In addition to his many Little House appearances, Greer had roles in such 1970s series as Cannon, Barnaby Jones, The Rockford Files, The Manhunter, The Mod Squad, Ironside, Adam-12, Emergency, The Streets of San Francisco, The Incredible Hulk and the Saturday-morning super-hero adventure Shazam. He worked less often after Little House ended in 1983, with appearances in episodes of The Greatest American Hero, Starman, Werewolf, In the Heat of the Night, L.A. Law, Roseanne, Spin City and Diagnosis Murder. He was still working during the 2001-2002 season with a small recurring role in the WB network sitcom Maybe It's Me with Julia Sweeney and Fred Willard.

His other movies — sometimes in parts so small they were uncredited — included "Father's Little Dividend," "We're Not Married," "Deadline U.S.A.," "Riot in Cell Block 11," "Million Dollar Mermaid," "The Seven Little Foys," "The Spirit of St. Louis," "I Want to Live," "It! The Terror from Beyond Space," "Palm Springs Weekend," "Roustabout," "The Cheyenne Social Club," "White Lightning," "Chu Chu and the Philly Flash" and 1997's Nicolas Cage starrer "Con Air."

Greer summed up his career as a supporting player in an Albany Times Union interview in 2000: "Every character actor, in their own little sphere, is the lead." Greer never married and left no survivors. He was buried near his Missouri home town.
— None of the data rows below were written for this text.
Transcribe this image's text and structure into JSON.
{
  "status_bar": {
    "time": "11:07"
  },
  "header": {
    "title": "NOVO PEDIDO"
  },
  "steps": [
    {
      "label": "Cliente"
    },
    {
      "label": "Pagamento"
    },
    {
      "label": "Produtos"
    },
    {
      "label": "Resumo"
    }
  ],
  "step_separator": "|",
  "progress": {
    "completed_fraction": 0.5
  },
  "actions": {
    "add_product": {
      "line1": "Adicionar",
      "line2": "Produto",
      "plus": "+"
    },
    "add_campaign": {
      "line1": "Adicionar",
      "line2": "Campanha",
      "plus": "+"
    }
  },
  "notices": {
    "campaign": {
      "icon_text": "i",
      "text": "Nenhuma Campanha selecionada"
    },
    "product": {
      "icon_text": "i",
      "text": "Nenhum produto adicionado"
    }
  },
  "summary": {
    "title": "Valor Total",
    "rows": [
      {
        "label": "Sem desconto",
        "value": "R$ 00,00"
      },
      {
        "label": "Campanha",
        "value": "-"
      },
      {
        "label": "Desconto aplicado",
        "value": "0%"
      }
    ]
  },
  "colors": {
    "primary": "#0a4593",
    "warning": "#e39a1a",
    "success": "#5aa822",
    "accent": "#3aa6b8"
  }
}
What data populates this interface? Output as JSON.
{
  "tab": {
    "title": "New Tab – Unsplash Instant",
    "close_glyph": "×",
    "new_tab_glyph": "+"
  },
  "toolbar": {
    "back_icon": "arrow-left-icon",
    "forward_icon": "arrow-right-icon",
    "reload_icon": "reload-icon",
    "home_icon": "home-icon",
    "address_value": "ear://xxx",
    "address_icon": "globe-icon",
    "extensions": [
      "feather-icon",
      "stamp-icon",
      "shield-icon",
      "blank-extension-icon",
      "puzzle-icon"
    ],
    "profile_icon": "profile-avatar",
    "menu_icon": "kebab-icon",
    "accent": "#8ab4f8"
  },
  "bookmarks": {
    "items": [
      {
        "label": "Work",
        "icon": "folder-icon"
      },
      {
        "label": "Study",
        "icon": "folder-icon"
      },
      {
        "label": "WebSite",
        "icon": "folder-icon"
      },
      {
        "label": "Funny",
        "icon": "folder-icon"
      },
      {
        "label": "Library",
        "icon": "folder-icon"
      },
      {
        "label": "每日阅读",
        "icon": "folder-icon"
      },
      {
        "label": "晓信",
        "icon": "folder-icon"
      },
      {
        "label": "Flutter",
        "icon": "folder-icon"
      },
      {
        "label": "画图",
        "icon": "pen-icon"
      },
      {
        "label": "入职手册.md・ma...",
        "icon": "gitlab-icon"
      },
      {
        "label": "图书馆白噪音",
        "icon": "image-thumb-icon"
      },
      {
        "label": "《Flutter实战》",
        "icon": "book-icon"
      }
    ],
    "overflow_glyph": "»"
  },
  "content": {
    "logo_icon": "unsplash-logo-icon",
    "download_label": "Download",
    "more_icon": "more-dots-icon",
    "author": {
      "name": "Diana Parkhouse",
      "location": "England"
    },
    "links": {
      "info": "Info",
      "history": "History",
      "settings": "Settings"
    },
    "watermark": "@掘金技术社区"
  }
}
Dabbs Greer behind the pulpit in “Little House on the Prairie.”

Greer as the innocent man facing the electric chair in “Five Minutes to Doom” episode of “The Adventures of Superman.”

Jim Backus and Paul Stewart look on as Dabbs Greer, in uncredited role as a reporter, backs up editor Humphrey Bogart in “Deadline U.S.A.”

(20th Century-Fox, 1952).